Solution 1:  The past few months have reminded us just how essential so-called low-status jobs are, and crucially, that status is not in any sense fixed or obvious. As a society, we decide which jobs have social status. We can afford street cleaners high status if we choose to, even if we cannot afford to pay them a high salary. The policy responses to Covid-19 have provided us with an opportunity to more closely link the social status of a job with the essential nature of the work.

Concern 2: When we talk about social mobility, we are usually referring to market mobility in terms of socio-economic status, like getting a promotion or moving to a more expensive postcode. We do not mean mobility in terms of factors that may contribute more towards wellbeing, such as better social relationships.

Solution 2: The current crisis has also shown that many people are motivated by helping others when the emphasis on income and occupation, which are the traditional markers of success, have been temporarily diminished—in this case, by the economy being put on hold. For example, three quarters of a million people in the UK signed up to volunteer for the NHS. We should use this momentum to engender a permanent shift in priorities, so that we can each more easily pursue success in ways that are best suited to our own desires and experiences.

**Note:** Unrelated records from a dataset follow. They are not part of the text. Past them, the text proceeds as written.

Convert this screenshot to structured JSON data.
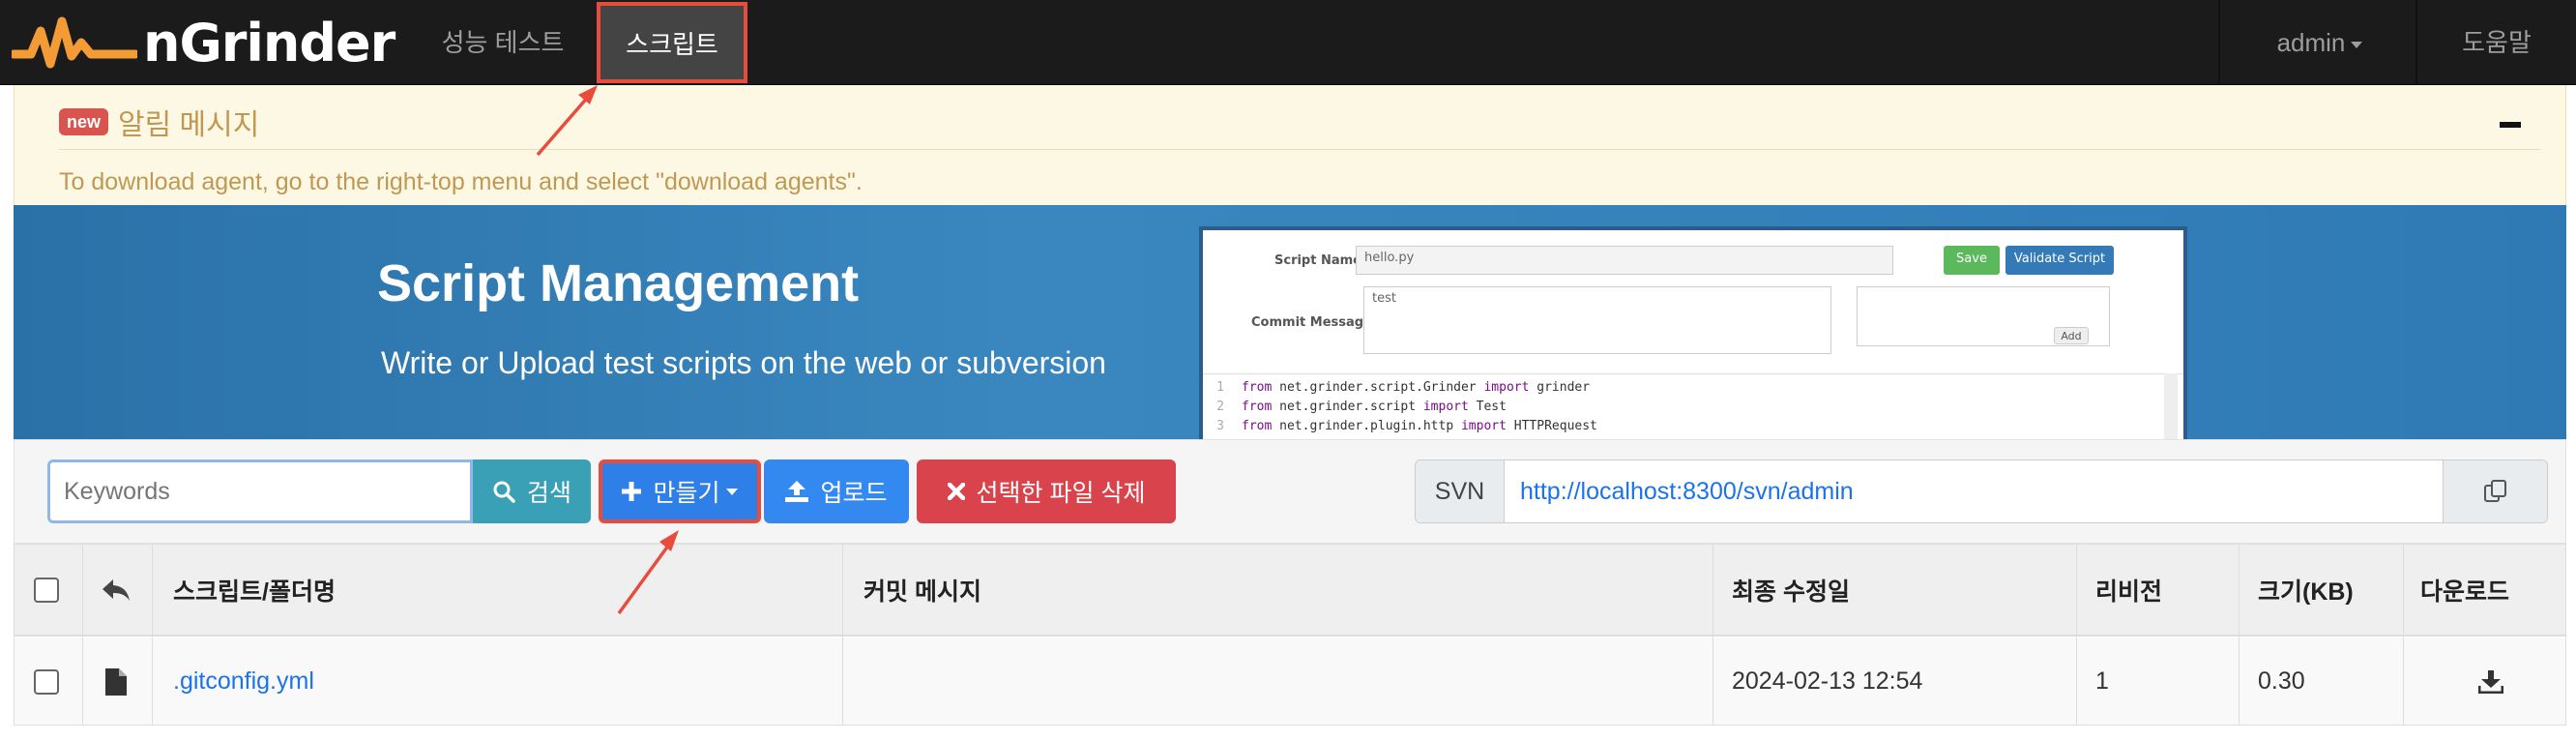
{
  "navbar": {
    "brand": "nGrinder",
    "menu": [
      {
        "label": "성능 테스트"
      },
      {
        "label": "스크립트",
        "active": true
      }
    ],
    "user": "admin",
    "help": "도움말"
  },
  "alert": {
    "badge": "new",
    "title": "알림 메시지",
    "message": "To download agent, go to the right-top menu and select \"download agents\"."
  },
  "banner": {
    "title": "Script Management",
    "subtitle": "Write or Upload test scripts on the web or subversion",
    "preview": {
      "script_name_label": "Script Name",
      "script_name_value": "hello.py",
      "save": "Save",
      "validate": "Validate Script",
      "commit_label": "Commit Message",
      "commit_value": "test",
      "add": "Add",
      "code": [
        {
          "num": "1",
          "kw1": "from",
          "mid": " net.grinder.script.Grinder ",
          "kw2": "import",
          "end": " grinder"
        },
        {
          "num": "2",
          "kw1": "from",
          "mid": " net.grinder.script ",
          "kw2": "import",
          "end": " Test"
        },
        {
          "num": "3",
          "kw1": "from",
          "mid": " net.grinder.plugin.http ",
          "kw2": "import",
          "end": " HTTPRequest"
        }
      ]
    }
  },
  "toolbar": {
    "search_placeholder": "Keywords",
    "search_button": "검색",
    "create_button": "만들기",
    "upload_button": "업로드",
    "delete_button": "선택한 파일 삭제",
    "svn_label": "SVN",
    "svn_url": "http://localhost:8300/svn/admin"
  },
  "table": {
    "headers": {
      "name": "스크립트/폴더명",
      "commit": "커밋 메시지",
      "modified": "최종 수정일",
      "revision": "리비전",
      "size": "크기(KB)",
      "download": "다운로드"
    },
    "rows": [
      {
        "name": ".gitconfig.yml",
        "commit": "",
        "modified": "2024-02-13 12:54",
        "revision": "1",
        "size": "0.30"
      }
    ]
  },
  "colors": {
    "navbar_bg": "#1b1b1b",
    "highlight_border": "#e74c3c",
    "alert_bg": "#fcf8e3",
    "alert_text": "#c09853",
    "banner_bg": "#2f7ab5",
    "btn_search": "#3aa0b5",
    "btn_primary": "#2f7fe8",
    "btn_danger": "#d9434b",
    "link": "#1a73e8"
  },
  "icons": [
    "ngrinder-logo-icon",
    "caret-down-icon",
    "collapse-icon",
    "search-icon",
    "plus-icon",
    "upload-icon",
    "remove-icon",
    "copy-icon",
    "reply-icon",
    "file-icon",
    "download-icon",
    "arrow-annotation"
  ]
}
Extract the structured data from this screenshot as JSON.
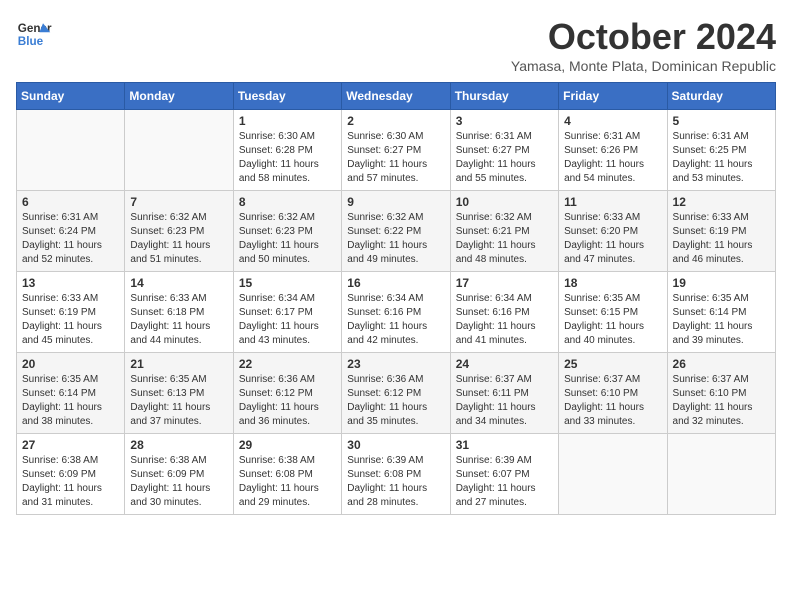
{
  "logo": {
    "line1": "General",
    "line2": "Blue"
  },
  "title": "October 2024",
  "subtitle": "Yamasa, Monte Plata, Dominican Republic",
  "days_header": [
    "Sunday",
    "Monday",
    "Tuesday",
    "Wednesday",
    "Thursday",
    "Friday",
    "Saturday"
  ],
  "weeks": [
    [
      {
        "day": "",
        "info": ""
      },
      {
        "day": "",
        "info": ""
      },
      {
        "day": "1",
        "info": "Sunrise: 6:30 AM\nSunset: 6:28 PM\nDaylight: 11 hours and 58 minutes."
      },
      {
        "day": "2",
        "info": "Sunrise: 6:30 AM\nSunset: 6:27 PM\nDaylight: 11 hours and 57 minutes."
      },
      {
        "day": "3",
        "info": "Sunrise: 6:31 AM\nSunset: 6:27 PM\nDaylight: 11 hours and 55 minutes."
      },
      {
        "day": "4",
        "info": "Sunrise: 6:31 AM\nSunset: 6:26 PM\nDaylight: 11 hours and 54 minutes."
      },
      {
        "day": "5",
        "info": "Sunrise: 6:31 AM\nSunset: 6:25 PM\nDaylight: 11 hours and 53 minutes."
      }
    ],
    [
      {
        "day": "6",
        "info": "Sunrise: 6:31 AM\nSunset: 6:24 PM\nDaylight: 11 hours and 52 minutes."
      },
      {
        "day": "7",
        "info": "Sunrise: 6:32 AM\nSunset: 6:23 PM\nDaylight: 11 hours and 51 minutes."
      },
      {
        "day": "8",
        "info": "Sunrise: 6:32 AM\nSunset: 6:23 PM\nDaylight: 11 hours and 50 minutes."
      },
      {
        "day": "9",
        "info": "Sunrise: 6:32 AM\nSunset: 6:22 PM\nDaylight: 11 hours and 49 minutes."
      },
      {
        "day": "10",
        "info": "Sunrise: 6:32 AM\nSunset: 6:21 PM\nDaylight: 11 hours and 48 minutes."
      },
      {
        "day": "11",
        "info": "Sunrise: 6:33 AM\nSunset: 6:20 PM\nDaylight: 11 hours and 47 minutes."
      },
      {
        "day": "12",
        "info": "Sunrise: 6:33 AM\nSunset: 6:19 PM\nDaylight: 11 hours and 46 minutes."
      }
    ],
    [
      {
        "day": "13",
        "info": "Sunrise: 6:33 AM\nSunset: 6:19 PM\nDaylight: 11 hours and 45 minutes."
      },
      {
        "day": "14",
        "info": "Sunrise: 6:33 AM\nSunset: 6:18 PM\nDaylight: 11 hours and 44 minutes."
      },
      {
        "day": "15",
        "info": "Sunrise: 6:34 AM\nSunset: 6:17 PM\nDaylight: 11 hours and 43 minutes."
      },
      {
        "day": "16",
        "info": "Sunrise: 6:34 AM\nSunset: 6:16 PM\nDaylight: 11 hours and 42 minutes."
      },
      {
        "day": "17",
        "info": "Sunrise: 6:34 AM\nSunset: 6:16 PM\nDaylight: 11 hours and 41 minutes."
      },
      {
        "day": "18",
        "info": "Sunrise: 6:35 AM\nSunset: 6:15 PM\nDaylight: 11 hours and 40 minutes."
      },
      {
        "day": "19",
        "info": "Sunrise: 6:35 AM\nSunset: 6:14 PM\nDaylight: 11 hours and 39 minutes."
      }
    ],
    [
      {
        "day": "20",
        "info": "Sunrise: 6:35 AM\nSunset: 6:14 PM\nDaylight: 11 hours and 38 minutes."
      },
      {
        "day": "21",
        "info": "Sunrise: 6:35 AM\nSunset: 6:13 PM\nDaylight: 11 hours and 37 minutes."
      },
      {
        "day": "22",
        "info": "Sunrise: 6:36 AM\nSunset: 6:12 PM\nDaylight: 11 hours and 36 minutes."
      },
      {
        "day": "23",
        "info": "Sunrise: 6:36 AM\nSunset: 6:12 PM\nDaylight: 11 hours and 35 minutes."
      },
      {
        "day": "24",
        "info": "Sunrise: 6:37 AM\nSunset: 6:11 PM\nDaylight: 11 hours and 34 minutes."
      },
      {
        "day": "25",
        "info": "Sunrise: 6:37 AM\nSunset: 6:10 PM\nDaylight: 11 hours and 33 minutes."
      },
      {
        "day": "26",
        "info": "Sunrise: 6:37 AM\nSunset: 6:10 PM\nDaylight: 11 hours and 32 minutes."
      }
    ],
    [
      {
        "day": "27",
        "info": "Sunrise: 6:38 AM\nSunset: 6:09 PM\nDaylight: 11 hours and 31 minutes."
      },
      {
        "day": "28",
        "info": "Sunrise: 6:38 AM\nSunset: 6:09 PM\nDaylight: 11 hours and 30 minutes."
      },
      {
        "day": "29",
        "info": "Sunrise: 6:38 AM\nSunset: 6:08 PM\nDaylight: 11 hours and 29 minutes."
      },
      {
        "day": "30",
        "info": "Sunrise: 6:39 AM\nSunset: 6:08 PM\nDaylight: 11 hours and 28 minutes."
      },
      {
        "day": "31",
        "info": "Sunrise: 6:39 AM\nSunset: 6:07 PM\nDaylight: 11 hours and 27 minutes."
      },
      {
        "day": "",
        "info": ""
      },
      {
        "day": "",
        "info": ""
      }
    ]
  ]
}
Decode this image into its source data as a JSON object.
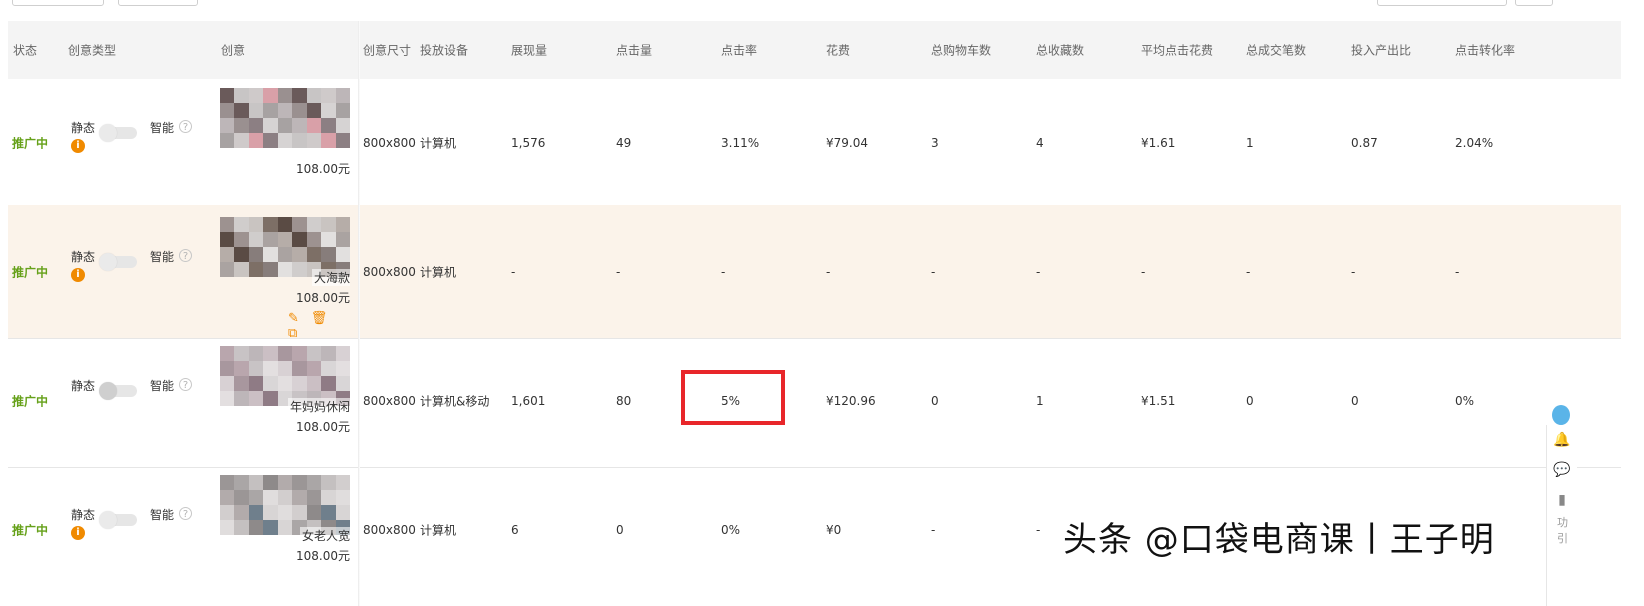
{
  "headers": {
    "status": "状态",
    "creative_type": "创意类型",
    "creative": "创意",
    "size": "创意尺寸",
    "device": "投放设备",
    "impressions": "展现量",
    "clicks": "点击量",
    "ctr": "点击率",
    "cost": "花费",
    "cart": "总购物车数",
    "fav": "总收藏数",
    "avg_cpc": "平均点击花费",
    "deals": "总成交笔数",
    "roi": "投入产出比",
    "cvr": "点击转化率"
  },
  "type_labels": {
    "static": "静态",
    "smart": "智能",
    "help": "?",
    "info": "i"
  },
  "rows": [
    {
      "status": "推广中",
      "title": "",
      "price": "108.00元",
      "size": "800x800",
      "device": "计算机",
      "impressions": "1,576",
      "clicks": "49",
      "ctr": "3.11%",
      "cost": "¥79.04",
      "cart": "3",
      "fav": "4",
      "avg_cpc": "¥1.61",
      "deals": "1",
      "roi": "0.87",
      "cvr": "2.04%"
    },
    {
      "status": "推广中",
      "title": "大海款",
      "price": "108.00元",
      "size": "800x800",
      "device": "计算机",
      "impressions": "-",
      "clicks": "-",
      "ctr": "-",
      "cost": "-",
      "cart": "-",
      "fav": "-",
      "avg_cpc": "-",
      "deals": "-",
      "roi": "-",
      "cvr": "-"
    },
    {
      "status": "推广中",
      "title": "年妈妈休闲",
      "price": "108.00元",
      "size": "800x800",
      "device": "计算机&移动",
      "impressions": "1,601",
      "clicks": "80",
      "ctr": "5%",
      "cost": "¥120.96",
      "cart": "0",
      "fav": "1",
      "avg_cpc": "¥1.51",
      "deals": "0",
      "roi": "0",
      "cvr": "0%"
    },
    {
      "status": "推广中",
      "title": "女老人宽",
      "price": "108.00元",
      "size": "800x800",
      "device": "计算机",
      "impressions": "6",
      "clicks": "0",
      "ctr": "0%",
      "cost": "¥0",
      "cart": "-",
      "fav": "-",
      "avg_cpc": "",
      "deals": "",
      "roi": "",
      "cvr": ""
    }
  ],
  "actions": {
    "edit": "✎",
    "delete": "🗑",
    "copy": "⧉"
  },
  "watermark": "头条 @口袋电商课丨王子明",
  "side_tools": {
    "bell": "🔔",
    "chat": "💬",
    "book": "▮",
    "text1": "功",
    "text2": "引"
  },
  "colors": {
    "status_green": "#66a11a",
    "highlight_red": "#e8262a",
    "row_highlight": "#fbf3ea",
    "icon_orange": "#f08a00"
  }
}
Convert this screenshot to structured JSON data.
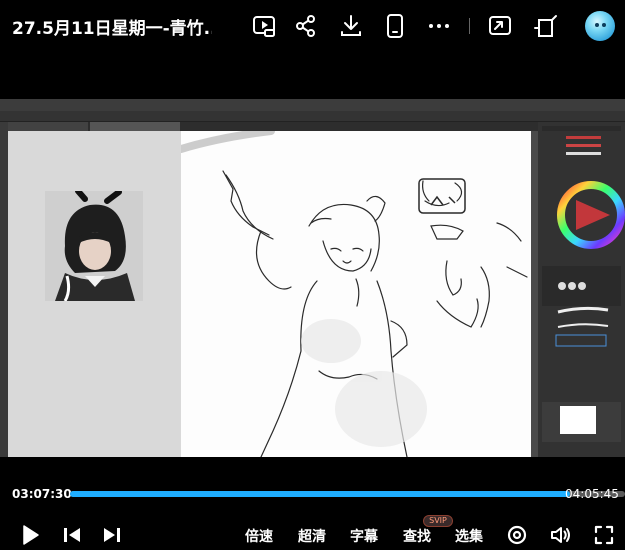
{
  "header": {
    "title": "27.5月11日星期一-青竹...",
    "icons": [
      "picture-in-picture-icon",
      "share-icon",
      "download-icon",
      "phone-icon",
      "more-icon",
      "cast-icon",
      "rotate-icon",
      "avatar"
    ]
  },
  "player": {
    "current_time": "03:07:30",
    "total_time": "04:05:45",
    "progress": 0.9,
    "accent_color": "#1faeff"
  },
  "controls": {
    "speed_label": "倍速",
    "quality_label": "超清",
    "subtitle_label": "字幕",
    "search_label": "查找",
    "search_badge": "SVIP",
    "episodes_label": "选集"
  }
}
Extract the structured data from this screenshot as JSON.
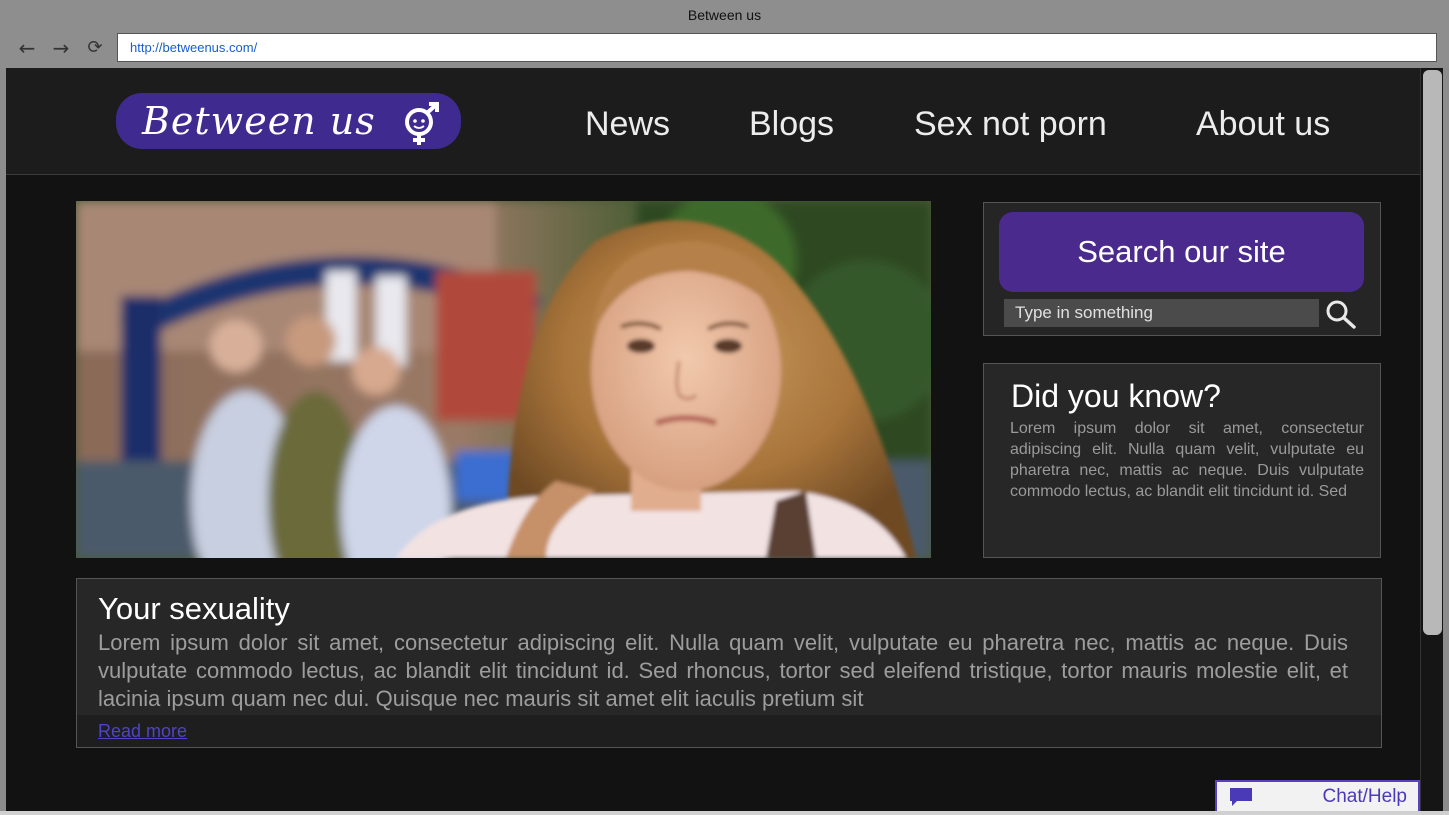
{
  "browser": {
    "window_title": "Between us",
    "url": "http://betweenus.com/"
  },
  "header": {
    "logo_text": "Between us",
    "nav": [
      "News",
      "Blogs",
      "Sex not porn",
      "About us"
    ]
  },
  "search": {
    "button_label": "Search our site",
    "placeholder": "Type in something"
  },
  "did_you_know": {
    "title": "Did you know?",
    "body": "Lorem ipsum dolor sit amet, consectetur adipiscing elit. Nulla quam velit, vulputate eu pharetra nec, mattis ac neque. Duis vulputate commodo lectus, ac blandit elit tincidunt id. Sed"
  },
  "article": {
    "title": "Your sexuality",
    "body": "Lorem ipsum dolor sit amet, consectetur adipiscing elit. Nulla quam velit, vulputate eu pharetra nec, mattis ac neque. Duis vulputate commodo lectus, ac blandit elit tincidunt id. Sed rhoncus, tortor sed eleifend tristique, tortor mauris molestie elit, et lacinia ipsum quam nec dui. Quisque nec mauris sit amet elit iaculis pretium sit",
    "read_more": "Read more"
  },
  "chat": {
    "label": "Chat/Help"
  },
  "colors": {
    "brand_purple": "#4a2a8c",
    "link": "#4f44c8",
    "background": "#121212",
    "panel": "#272727"
  },
  "icons": [
    "back-arrow-icon",
    "forward-arrow-icon",
    "reload-icon",
    "gender-face-icon",
    "search-icon",
    "chat-bubble-icon"
  ]
}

Concern 3: The idea of social mobility promotes the notion that anyone can make it if they work hard enough. I became a professor at the LSE, so any working-class kid can; and if they don’t, well, that’s down to their own lack of talent and effort. This belief simply serves to facilitate harsh judgement of working-class people, which reinforces and validates gross inequalities in both opportunity and outcome. It is impossible to ensure a level playing field—some kids will be much less likely to “succeed,” no matter how hard they try. We are setting people up with unrealistic expectations, in terms both of what they can achieve and what will make them happy. And we are continuing to disproportionately praise and remunerate those who have simply been lucky enough to be born to the right parents with the right set of personal attributes.

Solution 3: Many people’s job prospects are going to be adversely affected in the post-Covid world. This can serve as a reminder that shocks can affect even the most talented and hard-working amongst us, and to galvanise collective action to support those whose livelihoods have been lost through no fault of their own.

Overall, it’s time to move away from the myth of mobility and broaden our idea of what success looks like if we really want to improve the conditions of the working class. There is no better time to do this now.